══ Data to process

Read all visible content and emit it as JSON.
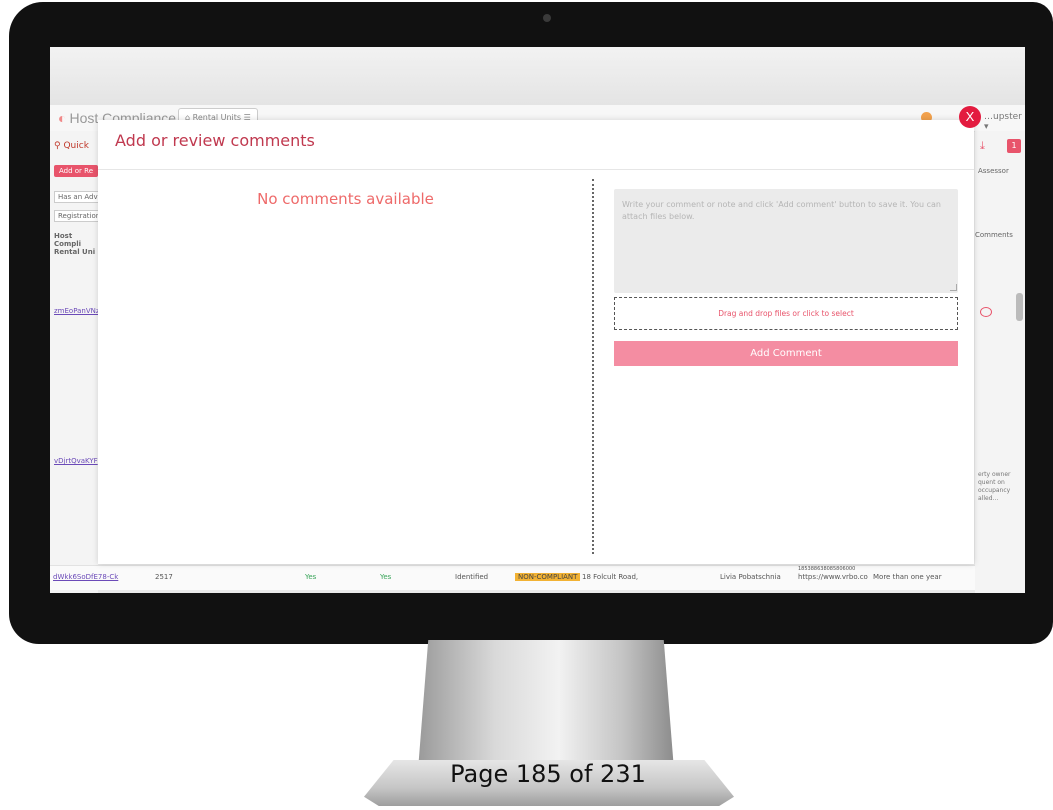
{
  "app": {
    "logo_text": "Host Compliance",
    "nav_tab_label": "Rental Units",
    "user_name": "…upster"
  },
  "background": {
    "quick_search": "Quick",
    "add_button": "Add or Re",
    "filter_1": "Has an Adv",
    "filter_2": "Registration",
    "column_header": "Host Compli Rental Uni",
    "row_ids": [
      "zmEoPanVNzo",
      "vDjrtQvaKYF",
      "dWkk6SoDfE78-Ck"
    ],
    "assessor_label": "Assessor",
    "comments_column": "Comments",
    "badge_count": "1",
    "note_text": "erty owner quent on occupancy alled...",
    "last_row": {
      "id": "dWkk6SoDfE78-Ck",
      "count": "2517",
      "col_yes_1": "Yes",
      "col_yes_2": "Yes",
      "status": "Identified",
      "compliance": "NON-COMPLIANT",
      "address": "18 Folcult Road,",
      "owner": "Livia Pobatschnia",
      "url": "https://www.vrbo.co",
      "duration": "More than one year",
      "small_code": "185388638085806000"
    }
  },
  "modal": {
    "title": "Add or review comments",
    "close_label": "X",
    "empty_message": "No comments available",
    "textarea_placeholder": "Write your comment or note and click 'Add comment' button to save it. You can attach files below.",
    "dropzone_text": "Drag and drop files or click to select",
    "add_button_label": "Add Comment"
  },
  "footer": {
    "page_indicator": "Page 185 of 231"
  },
  "colors": {
    "accent": "#e8546b",
    "title": "#c0394f",
    "button": "#f48da2",
    "close": "#e31b3f"
  }
}
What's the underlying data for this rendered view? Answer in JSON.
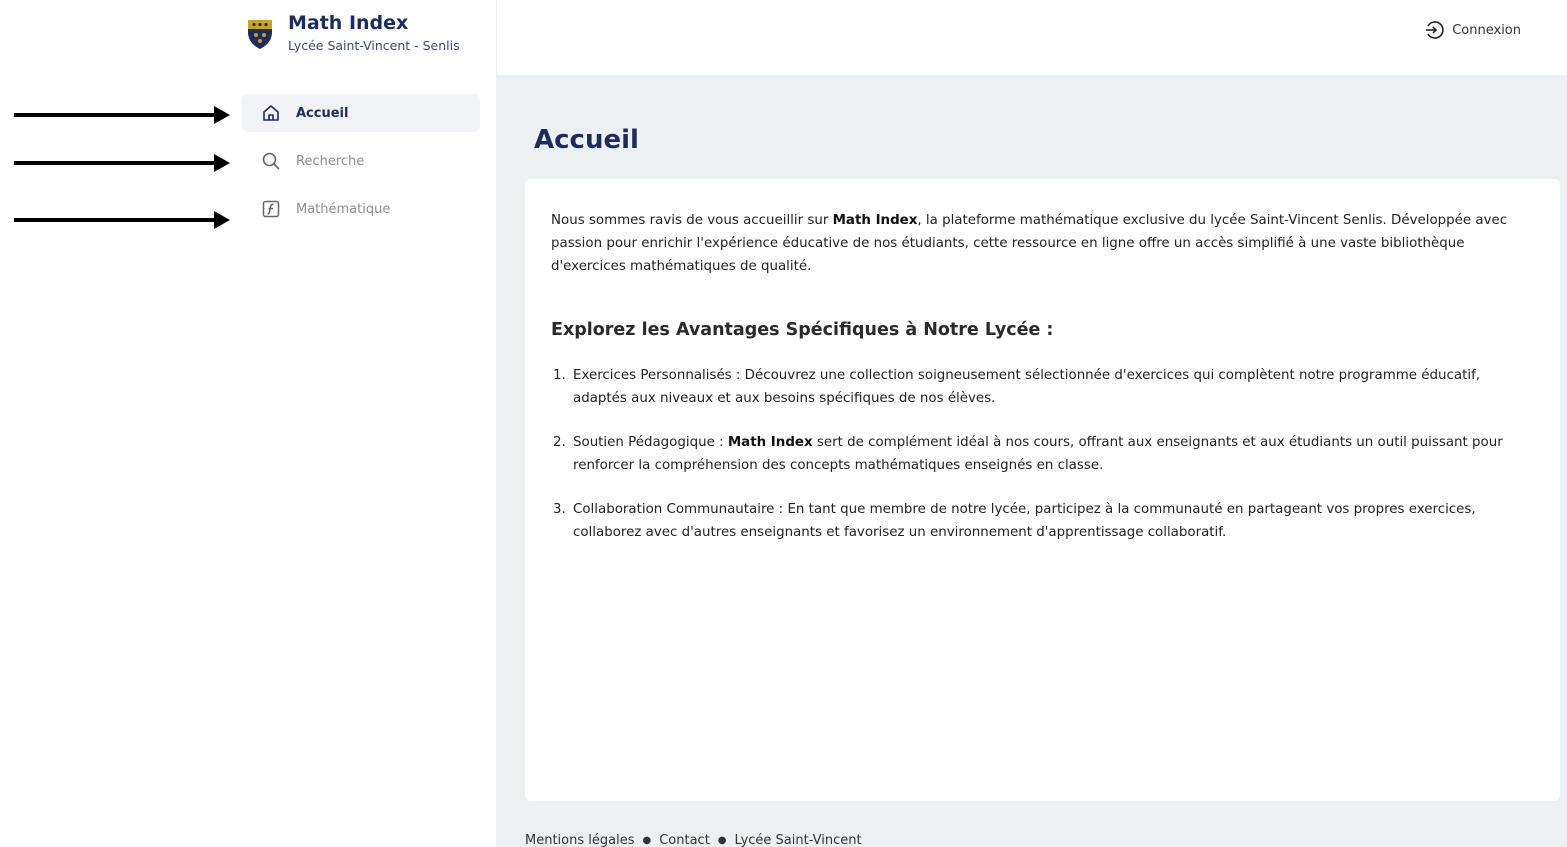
{
  "brand": {
    "title": "Math Index",
    "subtitle": "Lycée Saint-Vincent - Senlis",
    "shield_icon": "school-crest-icon"
  },
  "sidebar": {
    "items": [
      {
        "label": "Accueil",
        "icon": "home-icon",
        "active": true
      },
      {
        "label": "Recherche",
        "icon": "search-icon",
        "active": false
      },
      {
        "label": "Mathématique",
        "icon": "function-icon",
        "active": false
      }
    ]
  },
  "header": {
    "login_label": "Connexion",
    "login_icon": "login-icon"
  },
  "main": {
    "title": "Accueil",
    "intro": {
      "before": "Nous sommes ravis de vous accueillir sur ",
      "bold": "Math Index",
      "after": ", la plateforme mathématique exclusive du lycée Saint-Vincent Senlis. Développée avec passion pour enrichir l'expérience éducative de nos étudiants, cette ressource en ligne offre un accès simplifié à une vaste bibliothèque d'exercices mathématiques de qualité."
    },
    "section_title": "Explorez les Avantages Spécifiques à Notre Lycée :",
    "items": [
      {
        "num": "1.",
        "before": "Exercices Personnalisés : Découvrez une collection soigneusement sélectionnée d'exercices qui complètent notre programme éducatif, adaptés aux niveaux et aux besoins spécifiques de nos élèves.",
        "bold": "",
        "after": ""
      },
      {
        "num": "2.",
        "before": "Soutien Pédagogique : ",
        "bold": "Math Index",
        "after": " sert de complément idéal à nos cours, offrant aux enseignants et aux étudiants un outil puissant pour renforcer la compréhension des concepts mathématiques enseignés en classe."
      },
      {
        "num": "3.",
        "before": "Collaboration Communautaire : En tant que membre de notre lycée, participez à la communauté en partageant vos propres exercices, collaborez avec d'autres enseignants et favorisez un environnement d'apprentissage collaboratif.",
        "bold": "",
        "after": ""
      }
    ]
  },
  "footer": {
    "links": [
      "Mentions légales",
      "Contact",
      "Lycée Saint-Vincent"
    ],
    "separator": "●"
  },
  "colors": {
    "brand_navy": "#1e2b5e",
    "main_bg": "#edf0f2",
    "active_nav_bg": "#f1f3f6"
  }
}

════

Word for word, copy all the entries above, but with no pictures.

Written solution →
Read all visible content and emit it as JSON.
{
  "app": {
    "logo_text": "Host Compliance",
    "nav_tab_label": "Rental Units",
    "user_name": "…upster"
  },
  "background": {
    "quick_search": "Quick",
    "add_button": "Add or Re",
    "filter_1": "Has an Adv",
    "filter_2": "Registration",
    "column_header": "Host Compli Rental Uni",
    "row_ids": [
      "zmEoPanVNzo",
      "vDjrtQvaKYF",
      "dWkk6SoDfE78-Ck"
    ],
    "assessor_label": "Assessor",
    "comments_column": "Comments",
    "badge_count": "1",
    "note_text": "erty owner quent on occupancy alled...",
    "last_row": {
      "id": "dWkk6SoDfE78-Ck",
      "count": "2517",
      "col_yes_1": "Yes",
      "col_yes_2": "Yes",
      "status": "Identified",
      "compliance": "NON-COMPLIANT",
      "address": "18 Folcult Road,",
      "owner": "Livia Pobatschnia",
      "url": "https://www.vrbo.co",
      "duration": "More than one year",
      "small_code": "185388638085806000"
    }
  },
  "modal": {
    "title": "Add or review comments",
    "close_label": "X",
    "empty_message": "No comments available",
    "textarea_placeholder": "Write your comment or note and click 'Add comment' button to save it. You can attach files below.",
    "dropzone_text": "Drag and drop files or click to select",
    "add_button_label": "Add Comment"
  },
  "footer": {
    "page_indicator": "Page 185 of 231"
  },
  "colors": {
    "accent": "#e8546b",
    "title": "#c0394f",
    "button": "#f48da2",
    "close": "#e31b3f"
  }
}
What's the underlying data for this rendered view? Answer in JSON.
{
  "brand": {
    "title": "Math Index",
    "subtitle": "Lycée Saint-Vincent - Senlis",
    "shield_icon": "school-crest-icon"
  },
  "sidebar": {
    "items": [
      {
        "label": "Accueil",
        "icon": "home-icon",
        "active": true
      },
      {
        "label": "Recherche",
        "icon": "search-icon",
        "active": false
      },
      {
        "label": "Mathématique",
        "icon": "function-icon",
        "active": false
      }
    ]
  },
  "header": {
    "login_label": "Connexion",
    "login_icon": "login-icon"
  },
  "main": {
    "title": "Accueil",
    "intro": {
      "before": "Nous sommes ravis de vous accueillir sur ",
      "bold": "Math Index",
      "after": ", la plateforme mathématique exclusive du lycée Saint-Vincent Senlis. Développée avec passion pour enrichir l'expérience éducative de nos étudiants, cette ressource en ligne offre un accès simplifié à une vaste bibliothèque d'exercices mathématiques de qualité."
    },
    "section_title": "Explorez les Avantages Spécifiques à Notre Lycée :",
    "items": [
      {
        "num": "1.",
        "before": "Exercices Personnalisés : Découvrez une collection soigneusement sélectionnée d'exercices qui complètent notre programme éducatif, adaptés aux niveaux et aux besoins spécifiques de nos élèves.",
        "bold": "",
        "after": ""
      },
      {
        "num": "2.",
        "before": "Soutien Pédagogique : ",
        "bold": "Math Index",
        "after": " sert de complément idéal à nos cours, offrant aux enseignants et aux étudiants un outil puissant pour renforcer la compréhension des concepts mathématiques enseignés en classe."
      },
      {
        "num": "3.",
        "before": "Collaboration Communautaire : En tant que membre de notre lycée, participez à la communauté en partageant vos propres exercices, collaborez avec d'autres enseignants et favorisez un environnement d'apprentissage collaboratif.",
        "bold": "",
        "after": ""
      }
    ]
  },
  "footer": {
    "links": [
      "Mentions légales",
      "Contact",
      "Lycée Saint-Vincent"
    ],
    "separator": "●"
  },
  "colors": {
    "brand_navy": "#1e2b5e",
    "main_bg": "#edf0f2",
    "active_nav_bg": "#f1f3f6"
  }
}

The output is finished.